**Dataset rows describing interfaces:**
☆ ☆ ☆ ☆

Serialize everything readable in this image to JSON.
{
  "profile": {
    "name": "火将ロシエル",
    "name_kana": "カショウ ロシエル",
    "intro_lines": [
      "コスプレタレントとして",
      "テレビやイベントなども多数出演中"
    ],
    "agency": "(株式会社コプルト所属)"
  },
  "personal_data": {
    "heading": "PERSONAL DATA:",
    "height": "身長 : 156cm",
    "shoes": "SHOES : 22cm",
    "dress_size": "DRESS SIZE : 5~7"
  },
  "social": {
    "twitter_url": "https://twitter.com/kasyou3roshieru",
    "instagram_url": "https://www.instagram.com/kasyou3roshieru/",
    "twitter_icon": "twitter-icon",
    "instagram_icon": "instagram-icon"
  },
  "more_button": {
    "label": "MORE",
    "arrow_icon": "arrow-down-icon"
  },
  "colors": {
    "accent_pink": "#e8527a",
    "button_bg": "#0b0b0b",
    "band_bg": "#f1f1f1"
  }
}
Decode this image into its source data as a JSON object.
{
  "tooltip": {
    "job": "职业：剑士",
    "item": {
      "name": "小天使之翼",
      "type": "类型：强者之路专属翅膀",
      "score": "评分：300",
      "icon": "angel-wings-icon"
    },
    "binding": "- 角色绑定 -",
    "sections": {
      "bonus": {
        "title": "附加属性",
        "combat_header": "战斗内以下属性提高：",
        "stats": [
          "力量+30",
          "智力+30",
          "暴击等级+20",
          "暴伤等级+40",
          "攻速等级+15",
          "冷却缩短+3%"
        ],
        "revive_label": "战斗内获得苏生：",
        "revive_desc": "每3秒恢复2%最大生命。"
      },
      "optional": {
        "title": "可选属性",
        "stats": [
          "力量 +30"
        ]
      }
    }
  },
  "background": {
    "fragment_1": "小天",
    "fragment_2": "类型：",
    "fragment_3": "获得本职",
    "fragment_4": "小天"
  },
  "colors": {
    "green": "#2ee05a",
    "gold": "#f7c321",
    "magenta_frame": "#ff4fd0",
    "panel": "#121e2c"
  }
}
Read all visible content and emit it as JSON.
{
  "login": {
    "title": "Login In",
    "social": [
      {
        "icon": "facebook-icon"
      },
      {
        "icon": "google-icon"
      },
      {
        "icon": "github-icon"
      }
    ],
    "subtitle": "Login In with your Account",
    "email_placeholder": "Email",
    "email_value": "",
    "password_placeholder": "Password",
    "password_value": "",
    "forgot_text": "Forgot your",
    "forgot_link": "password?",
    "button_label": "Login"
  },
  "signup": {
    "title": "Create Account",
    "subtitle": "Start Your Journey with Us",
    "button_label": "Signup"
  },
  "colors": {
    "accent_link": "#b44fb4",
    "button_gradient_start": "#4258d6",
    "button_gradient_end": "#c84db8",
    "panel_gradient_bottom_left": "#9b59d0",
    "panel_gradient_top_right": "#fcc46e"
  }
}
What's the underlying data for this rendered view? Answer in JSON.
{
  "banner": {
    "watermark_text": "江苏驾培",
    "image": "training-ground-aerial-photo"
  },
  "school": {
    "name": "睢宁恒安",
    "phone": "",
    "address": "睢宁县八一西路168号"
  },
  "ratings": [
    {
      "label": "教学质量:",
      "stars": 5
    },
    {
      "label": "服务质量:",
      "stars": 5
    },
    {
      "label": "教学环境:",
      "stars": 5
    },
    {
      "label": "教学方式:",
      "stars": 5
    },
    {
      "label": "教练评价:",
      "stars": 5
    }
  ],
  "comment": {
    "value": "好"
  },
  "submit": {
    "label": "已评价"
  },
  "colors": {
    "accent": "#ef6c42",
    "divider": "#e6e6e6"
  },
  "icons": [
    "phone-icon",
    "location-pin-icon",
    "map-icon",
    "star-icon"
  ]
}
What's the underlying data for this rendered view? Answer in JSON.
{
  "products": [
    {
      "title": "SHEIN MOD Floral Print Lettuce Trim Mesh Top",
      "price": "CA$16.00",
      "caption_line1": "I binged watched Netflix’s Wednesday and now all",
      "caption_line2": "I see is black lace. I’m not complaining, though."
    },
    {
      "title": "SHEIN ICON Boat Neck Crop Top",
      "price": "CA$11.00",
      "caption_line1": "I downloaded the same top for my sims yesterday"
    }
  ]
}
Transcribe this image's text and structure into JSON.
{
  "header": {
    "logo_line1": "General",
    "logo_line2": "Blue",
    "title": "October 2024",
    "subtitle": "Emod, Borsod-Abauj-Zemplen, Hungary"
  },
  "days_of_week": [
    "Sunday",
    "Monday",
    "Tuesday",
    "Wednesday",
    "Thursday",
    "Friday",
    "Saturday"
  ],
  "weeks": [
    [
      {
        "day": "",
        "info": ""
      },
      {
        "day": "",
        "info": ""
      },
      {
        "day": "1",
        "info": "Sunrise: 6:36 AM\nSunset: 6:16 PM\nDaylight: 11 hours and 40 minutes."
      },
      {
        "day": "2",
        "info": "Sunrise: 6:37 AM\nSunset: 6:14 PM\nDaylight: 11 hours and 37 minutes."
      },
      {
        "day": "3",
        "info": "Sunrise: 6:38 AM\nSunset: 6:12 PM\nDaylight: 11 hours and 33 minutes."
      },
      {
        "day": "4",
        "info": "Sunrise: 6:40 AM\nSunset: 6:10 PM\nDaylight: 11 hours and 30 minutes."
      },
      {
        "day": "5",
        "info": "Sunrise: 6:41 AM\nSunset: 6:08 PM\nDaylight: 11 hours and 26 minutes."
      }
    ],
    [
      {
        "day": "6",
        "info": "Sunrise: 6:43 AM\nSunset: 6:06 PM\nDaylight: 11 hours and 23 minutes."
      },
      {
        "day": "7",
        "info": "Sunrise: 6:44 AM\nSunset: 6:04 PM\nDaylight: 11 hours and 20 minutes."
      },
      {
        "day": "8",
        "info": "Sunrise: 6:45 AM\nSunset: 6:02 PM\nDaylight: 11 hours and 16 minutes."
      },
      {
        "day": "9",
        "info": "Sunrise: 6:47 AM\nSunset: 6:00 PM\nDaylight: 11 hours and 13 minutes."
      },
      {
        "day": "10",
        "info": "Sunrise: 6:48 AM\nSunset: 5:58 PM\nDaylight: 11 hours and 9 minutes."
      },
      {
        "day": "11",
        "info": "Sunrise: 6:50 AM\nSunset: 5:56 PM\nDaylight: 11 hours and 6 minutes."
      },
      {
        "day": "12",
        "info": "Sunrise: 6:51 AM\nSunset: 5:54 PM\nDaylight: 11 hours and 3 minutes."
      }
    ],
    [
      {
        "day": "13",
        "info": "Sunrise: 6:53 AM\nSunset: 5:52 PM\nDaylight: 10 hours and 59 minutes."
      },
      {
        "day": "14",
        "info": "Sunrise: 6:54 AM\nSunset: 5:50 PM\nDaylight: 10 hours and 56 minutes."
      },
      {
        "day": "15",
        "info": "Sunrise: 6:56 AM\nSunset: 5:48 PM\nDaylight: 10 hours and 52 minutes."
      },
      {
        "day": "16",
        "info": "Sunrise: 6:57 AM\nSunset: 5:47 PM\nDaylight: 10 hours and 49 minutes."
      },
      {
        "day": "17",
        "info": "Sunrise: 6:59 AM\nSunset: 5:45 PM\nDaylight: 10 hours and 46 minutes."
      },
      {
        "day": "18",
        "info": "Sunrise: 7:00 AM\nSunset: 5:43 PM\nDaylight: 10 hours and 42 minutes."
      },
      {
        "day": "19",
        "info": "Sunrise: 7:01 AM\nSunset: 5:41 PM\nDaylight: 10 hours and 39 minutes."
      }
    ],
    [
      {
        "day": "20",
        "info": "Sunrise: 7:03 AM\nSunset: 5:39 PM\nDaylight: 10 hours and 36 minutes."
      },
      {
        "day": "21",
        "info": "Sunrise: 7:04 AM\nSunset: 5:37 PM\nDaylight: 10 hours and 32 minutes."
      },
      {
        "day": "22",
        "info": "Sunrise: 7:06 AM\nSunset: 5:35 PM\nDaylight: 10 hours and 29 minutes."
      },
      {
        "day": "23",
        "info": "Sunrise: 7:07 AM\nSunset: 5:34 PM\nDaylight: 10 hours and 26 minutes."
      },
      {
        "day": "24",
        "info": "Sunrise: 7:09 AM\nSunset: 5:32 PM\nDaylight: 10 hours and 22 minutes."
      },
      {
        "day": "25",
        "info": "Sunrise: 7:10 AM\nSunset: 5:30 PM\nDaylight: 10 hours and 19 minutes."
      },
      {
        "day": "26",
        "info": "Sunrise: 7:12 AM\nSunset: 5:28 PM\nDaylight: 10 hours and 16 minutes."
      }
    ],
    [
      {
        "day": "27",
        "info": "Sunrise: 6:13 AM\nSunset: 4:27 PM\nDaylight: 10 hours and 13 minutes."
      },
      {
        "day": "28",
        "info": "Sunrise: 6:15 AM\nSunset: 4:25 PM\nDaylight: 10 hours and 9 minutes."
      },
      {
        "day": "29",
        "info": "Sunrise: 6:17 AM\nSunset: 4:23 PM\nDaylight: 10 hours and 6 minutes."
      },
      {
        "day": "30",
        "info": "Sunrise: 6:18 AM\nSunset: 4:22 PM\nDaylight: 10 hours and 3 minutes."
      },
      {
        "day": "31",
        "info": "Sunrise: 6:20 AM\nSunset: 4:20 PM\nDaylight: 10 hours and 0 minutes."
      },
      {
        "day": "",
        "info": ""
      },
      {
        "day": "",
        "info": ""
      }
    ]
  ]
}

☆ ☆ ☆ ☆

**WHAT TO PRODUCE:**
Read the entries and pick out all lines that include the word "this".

**TASK RESPONSE:**
Serialize everything readable in this image to JSON.
Decode this image into its source data as a JSON object.
What's the underlying data for this rendered view? Answer in JSON.
What's the underlying data for this rendered view? Answer in JSON.
Transcribe this image's text and structure into JSON.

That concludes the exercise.